Classic Plus One – a savory sandwich that includes one additional ingredient.

Classic Plus Extras – a savory sandwich with unlimited ingredients.

Classic Dessert – a sweet sandwich with unlimited ingredients.

In all categories, “interior ingredients must be at least 60 percent cheese,” and the cheese must be made in Wisconsin. Each cook gets 15 minutes to prepare an entry. Judges score taste, presentation and style.

Kewaskum-based Regal Ware is donating stainless steel cookware as prizes. All competitors pay $10 to $20 per category entered and will use the company’s 12-inch fry pans to prepare the sandwiches.

Admission for spectators is free, but pre-registration is advised. Also on the menu is country music and comfort food (grilled cheese sandwiches, tomato soup).

The cheese event is a project of the Iowa County Area Economic Development Corp., which opened the Wisconsin Innovation Kitchen in Mineral Point in 2010 and provides work for 35 people with disabilities. The commercial kitchen prepares ingredients for chefs and helps launch new food products in small batches.

Executive Director Rick Terrien wants to establish similar facilities throughout Wisconsin, especially in marginalized neighborhoods. Next up: north Milwaukee site development.

In Mineral Point, Innovation Kitchen customers include RP’s Pasta in Madison (workers prepare a pumpkin-squash filling for ravioli) and Raw Dog Relish in Portage (workers prepare, jar and label the product for retail sale).

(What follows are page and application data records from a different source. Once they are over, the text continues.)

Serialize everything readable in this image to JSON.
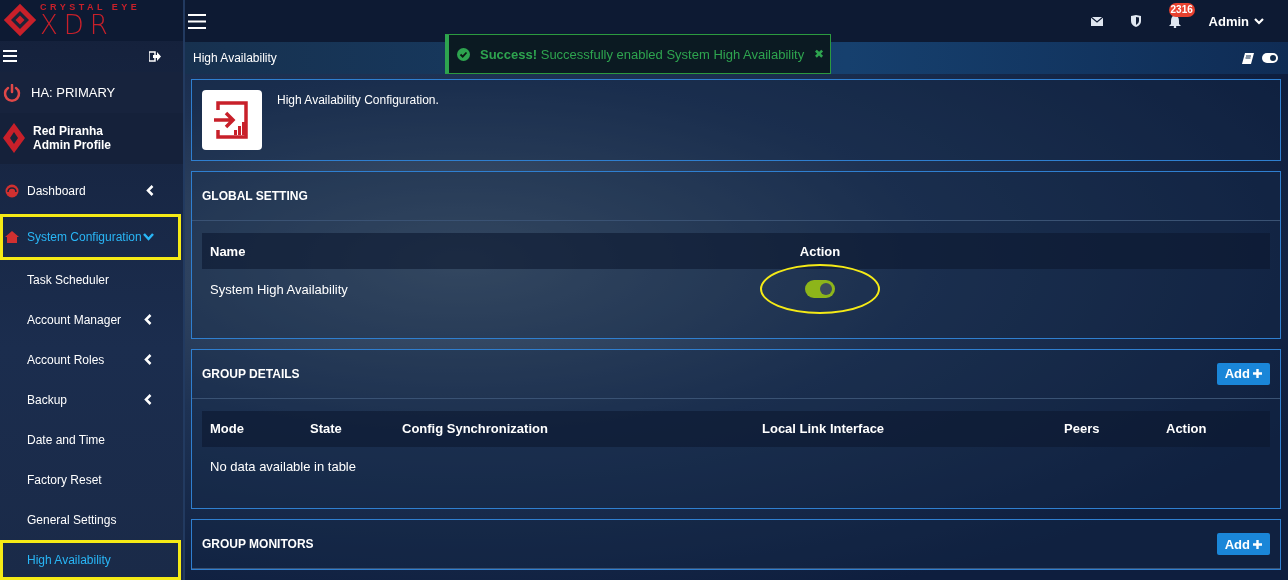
{
  "logo": {
    "top": "CRYSTAL EYE",
    "bottom": "XDR"
  },
  "topbar": {
    "notifications": "2316",
    "user": "Admin"
  },
  "sidebar": {
    "ha_status": "HA: PRIMARY",
    "profile": {
      "name": "Red Piranha",
      "role": "Admin Profile"
    },
    "items": [
      {
        "label": "Dashboard",
        "kind": "section",
        "expanded": false,
        "selected": false,
        "highlighted": false
      },
      {
        "label": "System Configuration",
        "kind": "section",
        "expanded": true,
        "selected": true,
        "highlighted": true
      },
      {
        "label": "Task Scheduler",
        "kind": "sub",
        "selected": false,
        "highlighted": false
      },
      {
        "label": "Account Manager",
        "kind": "subgroup",
        "expanded": false,
        "selected": false,
        "highlighted": false
      },
      {
        "label": "Account Roles",
        "kind": "subgroup",
        "expanded": false,
        "selected": false,
        "highlighted": false
      },
      {
        "label": "Backup",
        "kind": "subgroup",
        "expanded": false,
        "selected": false,
        "highlighted": false
      },
      {
        "label": "Date and Time",
        "kind": "sub",
        "selected": false,
        "highlighted": false
      },
      {
        "label": "Factory Reset",
        "kind": "sub",
        "selected": false,
        "highlighted": false
      },
      {
        "label": "General Settings",
        "kind": "sub",
        "selected": false,
        "highlighted": false
      },
      {
        "label": "High Availability",
        "kind": "sub",
        "selected": true,
        "highlighted": true
      }
    ]
  },
  "breadcrumb": "High Availability",
  "toast": {
    "title": "Success!",
    "message": "Successfully enabled System High Availability",
    "close": "✖"
  },
  "intro": "High Availability Configuration.",
  "global_setting": {
    "title": "GLOBAL SETTING",
    "columns": [
      "Name",
      "Action"
    ],
    "rows": [
      {
        "name": "System High Availability",
        "on": true,
        "highlighted": true
      }
    ]
  },
  "group_details": {
    "title": "GROUP DETAILS",
    "button": "Add",
    "columns": [
      "Mode",
      "State",
      "Config Synchronization",
      "Local Link Interface",
      "Peers",
      "Action"
    ],
    "empty": "No data available in table"
  },
  "group_monitors": {
    "title": "GROUP MONITORS",
    "button": "Add"
  }
}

Innovation Kitchen also sells its own Farmhouse Recipes product line. A gift shop at 851 Dodge St. is open on weekdays. For more: 608-341-6797.

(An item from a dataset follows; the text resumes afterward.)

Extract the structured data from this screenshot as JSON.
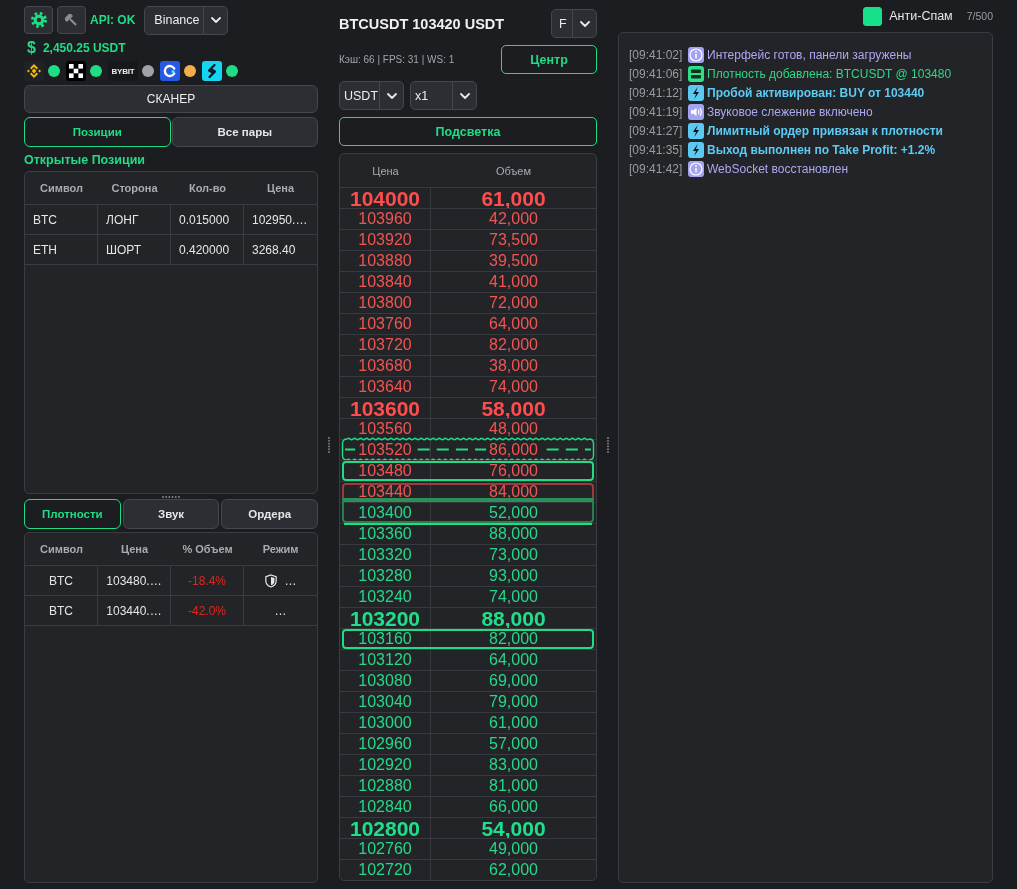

Carry Valley Cheese Cooking School has added “pairings classes” to its popular visiting chef cooking classes. That means cheese-wine and cheese-beer pairings.

Some of the new season’s offerings already are sold out. Visiting chefs come from as far as Las Vegas (Matthew Silverman of Vintner Grill) and Virginia (Rhys Lewis, Williamsburg Lodge – and formerly of Kohler’s American Club).

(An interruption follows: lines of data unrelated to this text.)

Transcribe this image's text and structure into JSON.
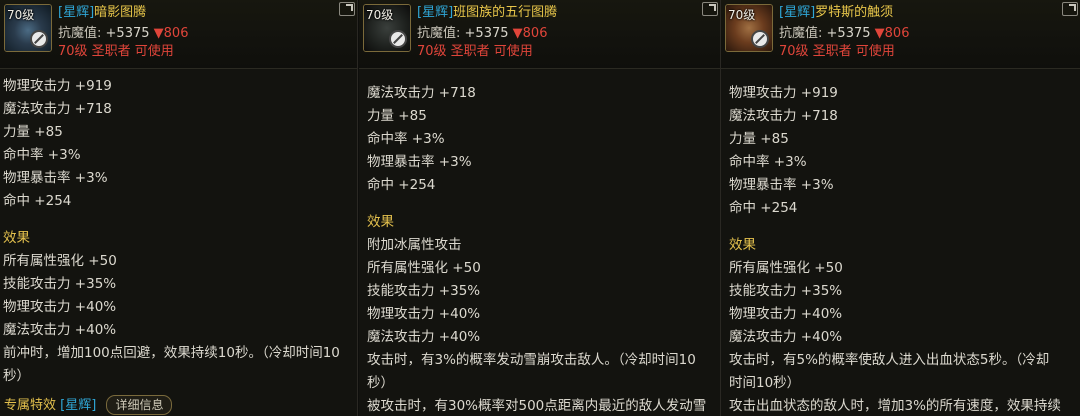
{
  "panels": [
    {
      "level": "70级",
      "rarity": "[星辉]",
      "name": "暗影图腾",
      "res_label": "抗魔值:",
      "res_value": "+5375",
      "res_down": "▼806",
      "requirement": "70级 圣职者 可使用",
      "stats": [
        "物理攻击力 +919",
        "魔法攻击力 +718",
        "力量 +85",
        "命中率 +3%",
        "物理暴击率 +3%",
        "命中 +254"
      ],
      "effect_title": "效果",
      "effects": [
        "所有属性强化 +50",
        "技能攻击力 +35%",
        "物理攻击力 +40%",
        "魔法攻击力 +40%",
        "前冲时，增加100点回避，效果持续10秒。（冷却时间10",
        "秒）"
      ],
      "special_title": "专属特效",
      "special_rarity": "[星辉]",
      "detail_button": "详细信息"
    },
    {
      "level": "70级",
      "rarity": "[星辉]",
      "name": "班图族的五行图腾",
      "res_label": "抗魔值:",
      "res_value": "+5375",
      "res_down": "▼806",
      "requirement": "70级 圣职者 可使用",
      "stats": [
        "魔法攻击力 +718",
        "力量 +85",
        "命中率 +3%",
        "物理暴击率 +3%",
        "命中 +254"
      ],
      "effect_title": "效果",
      "effects": [
        "附加冰属性攻击",
        "所有属性强化 +50",
        "技能攻击力 +35%",
        "物理攻击力 +40%",
        "魔法攻击力 +40%",
        "攻击时，有3%的概率发动雪崩攻击敌人。（冷却时间10",
        "秒）",
        "被攻击时，有30%概率对500点距离内最近的敌人发动雪"
      ]
    },
    {
      "level": "70级",
      "rarity": "[星辉]",
      "name": "罗特斯的触须",
      "res_label": "抗魔值:",
      "res_value": "+5375",
      "res_down": "▼806",
      "requirement": "70级 圣职者 可使用",
      "stats": [
        "物理攻击力 +919",
        "魔法攻击力 +718",
        "力量 +85",
        "命中率 +3%",
        "物理暴击率 +3%",
        "命中 +254"
      ],
      "effect_title": "效果",
      "effects": [
        "所有属性强化 +50",
        "技能攻击力 +35%",
        "物理攻击力 +40%",
        "魔法攻击力 +40%",
        "攻击时，有5%的概率使敌人进入出血状态5秒。（冷却",
        "时间10秒）",
        "攻击出血状态的敌人时，增加3%的所有速度，效果持续"
      ]
    }
  ]
}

For more about the 1.5- to 2.5-hour classes at 807 Phillips Blvd., Sauk City: 608-643-3441. Carr Valley produces about 80 types of cheese and most recently acquired Glacier Point Cheese, Linden, whose specialty is an artisan blue cheese.

Small-batch and handcrafted gouda from Holland’s Family Cheese, Thorp, has won at least 50 national and international awards since the business began four years ago. The cheeses are pressed into 18-pound wheels, and one of the newest versions is the tasty Burning Melange, which incorporates nettles, parsley, chives, celery, dried onion and garlic.

Also in the farmstead cheese shop (closed on Sundays) are European – especially Dutch – products. For more about this enterprise, operated by Netherlands natives Rolf and Marieke Penterman at N13851 Gorman Ave., Thorp: 715-669-5230.

Fifty is the magic number for Madison-based Chocolate Shoppe Ice Cream this year. The family-owned business has begun a 50-week celebration of its golden anniversary by featuring 50 products.

“Throughout the year, we’ll have random days – 50 days – when ice cream cones will cost 50 cents for 50 minutes,” says Dave Deadman, vice president. Stay tuned to the company’s Facebook page to learn when this happens.

The official birthday party, at the company’s three Madison stores, is June 16. Expect Happy Birthday ice cream – which tastes and looks a little like angel food cake with blue buttercream icing and specks of colored candy – to be served.

New products include Bang!, a caffeinated ice cream. It comes in four flavors (mint with cookie and chocolate chunks; chocolate with peanut butter cups and ripples; espresso with chocolate chunks and fudge swirls; and dark chocolate with Heath candy).

One scoop contains the amount of caffeine found in an average energy drink. The caffeine comes from a natural stimulant, guarana seeds from Brazil.

Madison stores are at 1726 Fordem Ave., 555 S. Midvale Blvd. and 468 State St. For more: 608-221-8640.